Lottery plays a big role in our society and generates billions of dollars annually. While many people play for fun and enjoy their chance at winning, the odds are very low that anyone will ever win. There are a few things that everyone should keep in mind before they play the lottery. The first thing is to never expect to win. Instead, play for enjoyment and make it a part of your leisure time activities. This will ensure that you are not wasting your money and you can avoid the bad feelings associated with losing.
The second thing that people should keep in mind is to document their winnings and make copies of their tickets. This will help them protect themselves against vultures and new-found family members who may try to steal their money. It is also a good idea to keep a record of the dates of when you purchased your ticket and when the drawing was held. Lastly, it is important to surround yourself with a crack team of financial and legal experts who can manage your windfall and help you make sound decisions.
In a sense, the lottery is an example of what the economist James E. Rothman calls the “tragedy of the commons.” It is a process by which a large group of people collectively make a bad decision, and in so doing harm the whole group. Yet because the cost to each member of the group is trivial, no one member can rationally object to the decision.
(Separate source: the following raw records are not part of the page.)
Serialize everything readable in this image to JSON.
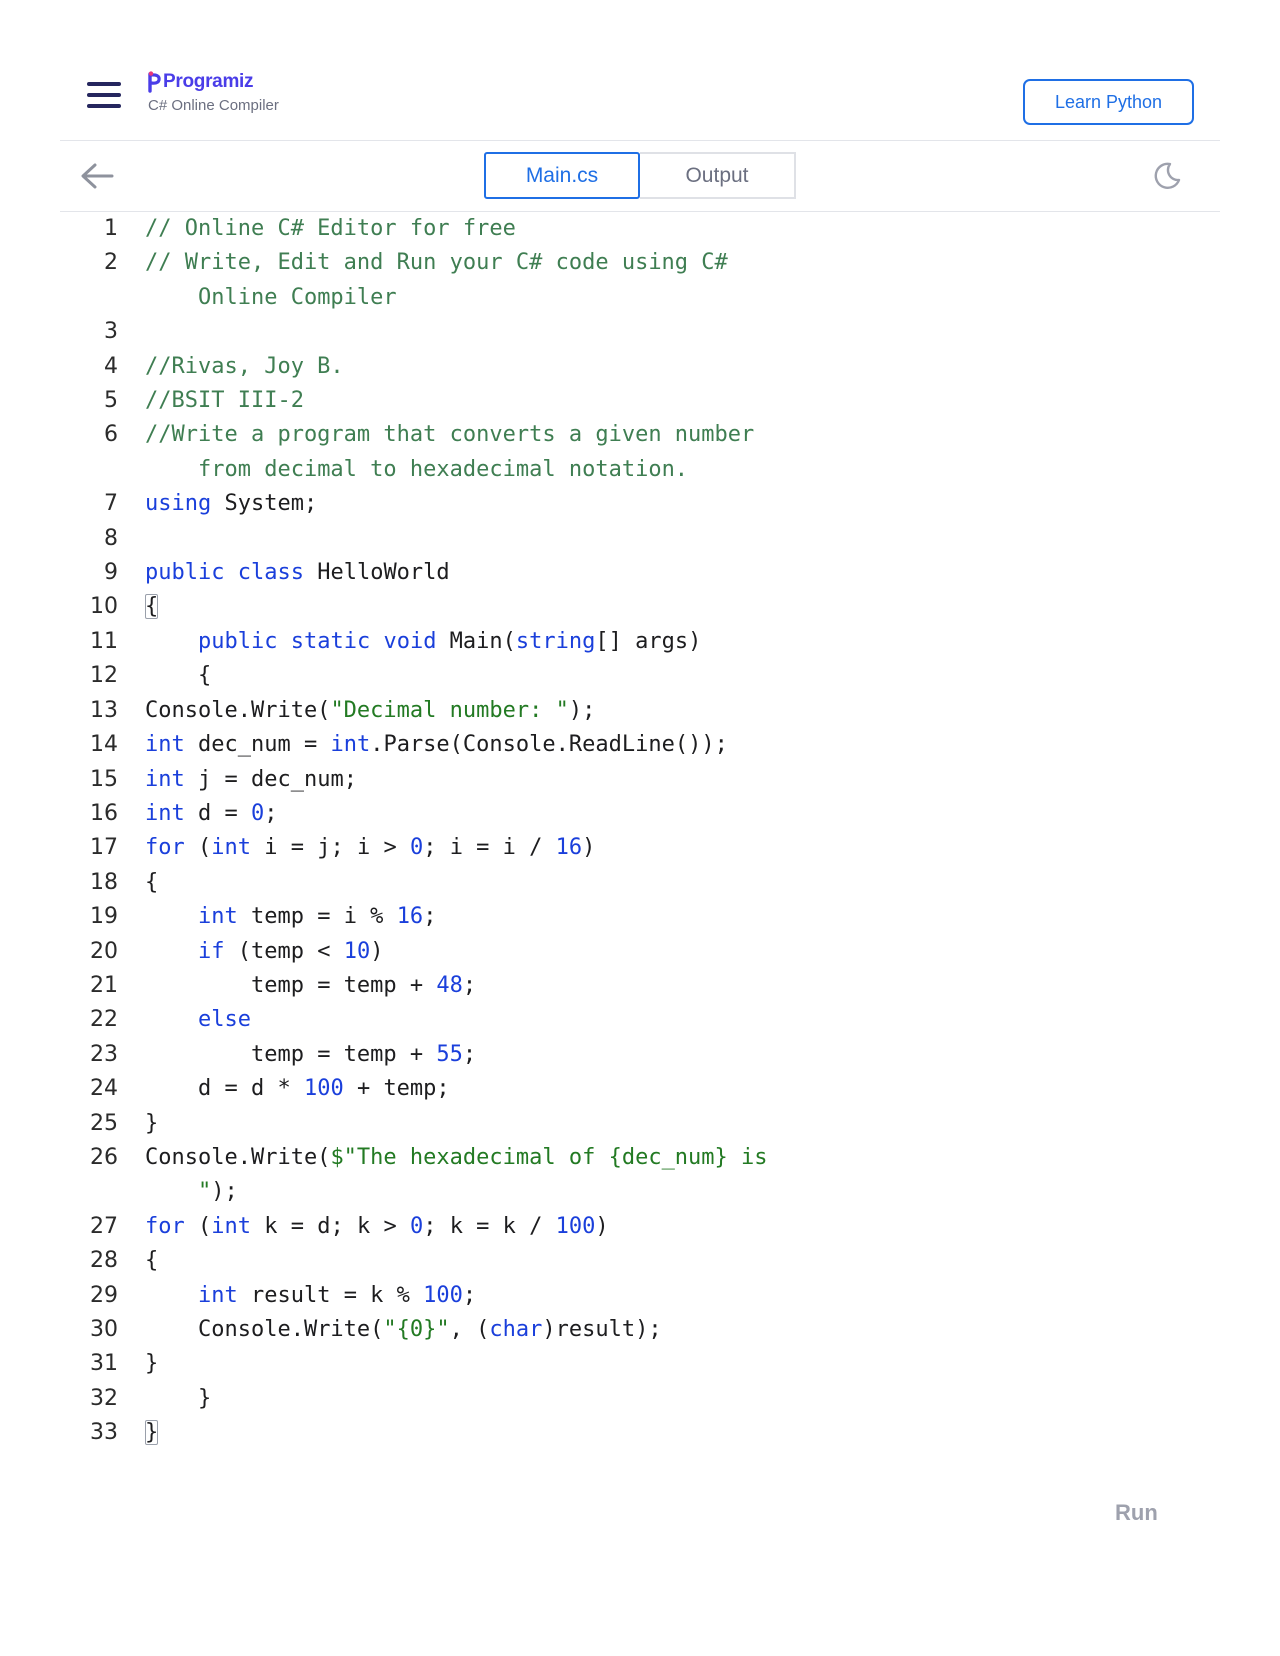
{
  "header": {
    "logo_text": "Programiz",
    "subtitle": "C# Online Compiler",
    "learn_label": "Learn Python"
  },
  "tabs": {
    "main_label": "Main.cs",
    "output_label": "Output"
  },
  "run_label": "Run",
  "code": {
    "ln": [
      "1",
      "2",
      "",
      "3",
      "4",
      "5",
      "6",
      "",
      "7",
      "8",
      "9",
      "10",
      "11",
      "12",
      "13",
      "14",
      "15",
      "16",
      "17",
      "18",
      "19",
      "20",
      "21",
      "22",
      "23",
      "24",
      "25",
      "26",
      "",
      "27",
      "28",
      "29",
      "30",
      "31",
      "32",
      "33"
    ],
    "t0": "// Online C# Editor for free",
    "t1": "// Write, Edit and Run your C# code using C#",
    "t1b": "Online Compiler",
    "t3": "//Rivas, Joy B.",
    "t4": "//BSIT III-2",
    "t5": "//Write a program that converts a given number",
    "t5b": "from decimal to hexadecimal notation.",
    "t6k": "using",
    "t6a": " System;",
    "t8k1": "public",
    "t8k2": "class",
    "t8a": " HelloWorld",
    "brace_open": "{",
    "brace_close": "}",
    "t10k1": "public",
    "t10k2": "static",
    "t10k3": "void",
    "t10a": " Main(",
    "t10k4": "string",
    "t10b": "[] args)",
    "t12a": "Console.Write(",
    "t12s": "\"Decimal number: \"",
    "t12b": ");",
    "t13k1": "int",
    "t13a": " dec_num = ",
    "t13k2": "int",
    "t13b": ".Parse(Console.ReadLine());",
    "t14k": "int",
    "t14a": " j = dec_num;",
    "t15k": "int",
    "t15a": " d = ",
    "t15n": "0",
    "t15b": ";",
    "t16k1": "for",
    "t16a": " (",
    "t16k2": "int",
    "t16b": " i = j; i > ",
    "t16n1": "0",
    "t16c": "; i = i / ",
    "t16n2": "16",
    "t16d": ")",
    "t18k": "int",
    "t18a": " temp = i % ",
    "t18n": "16",
    "t18b": ";",
    "t19k": "if",
    "t19a": " (temp < ",
    "t19n": "10",
    "t19b": ")",
    "t20a": "temp = temp + ",
    "t20n": "48",
    "t20b": ";",
    "t21k": "else",
    "t22a": "temp = temp + ",
    "t22n": "55",
    "t22b": ";",
    "t23a": "d = d * ",
    "t23n": "100",
    "t23b": " + temp;",
    "t25a": "Console.Write(",
    "t25s": "$\"The hexadecimal of {dec_num} is",
    "t25s2": "\"",
    "t25b": ");",
    "t26k1": "for",
    "t26a": " (",
    "t26k2": "int",
    "t26b": " k = d; k > ",
    "t26n1": "0",
    "t26c": "; k = k / ",
    "t26n2": "100",
    "t26d": ")",
    "t28k": "int",
    "t28a": " result = k % ",
    "t28n": "100",
    "t28b": ";",
    "t29a": "Console.Write(",
    "t29s": "\"{0}\"",
    "t29b": ", (",
    "t29k": "char",
    "t29c": ")result);"
  },
  "colors": {
    "accent": "#1f6fe5",
    "brand": "#4a3de8",
    "comment": "#3f7e52",
    "keyword": "#1a3fdb",
    "string": "#237a23"
  }
}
For this reason, the tragedy of the commons is a real problem for society and should be recognized and addressed.
While there is a certain amount of risk involved in playing the lottery, it can be reduced by limiting the number of prizes available and by increasing the size of the minimum prize. By doing this, lottery promoters can better balance the interests of participants against the costs of running the lottery and still offer a substantial prize. The other key factor to reduce the risk is to have a system of independent oversight to ensure that prizes are distributed fairly.
As a means of raising money for public projects, the lottery has proven to be an effective alternative to taxes. It became popular in early America, which Cohen writes was defined politically by its aversion to taxation, and was used to finance everything from building the Boston Museum to supplying a battery of guns for Philadelphia’s defense to rebuilding Faneuil Hall in Boston. It was even used to pay for the Continental Congress’s war expenses.
The lottery has been criticized in the past for its connection to slavery. George Washington managed a Virginia-based lottery that offered human beings as prizes, and Denmark Vesey won a South Carolina lottery and went on to foment a slave rebellion. Nevertheless, the practice has continued to grow, and some of its most ardent supporters are now seeking to legalize it nationwide.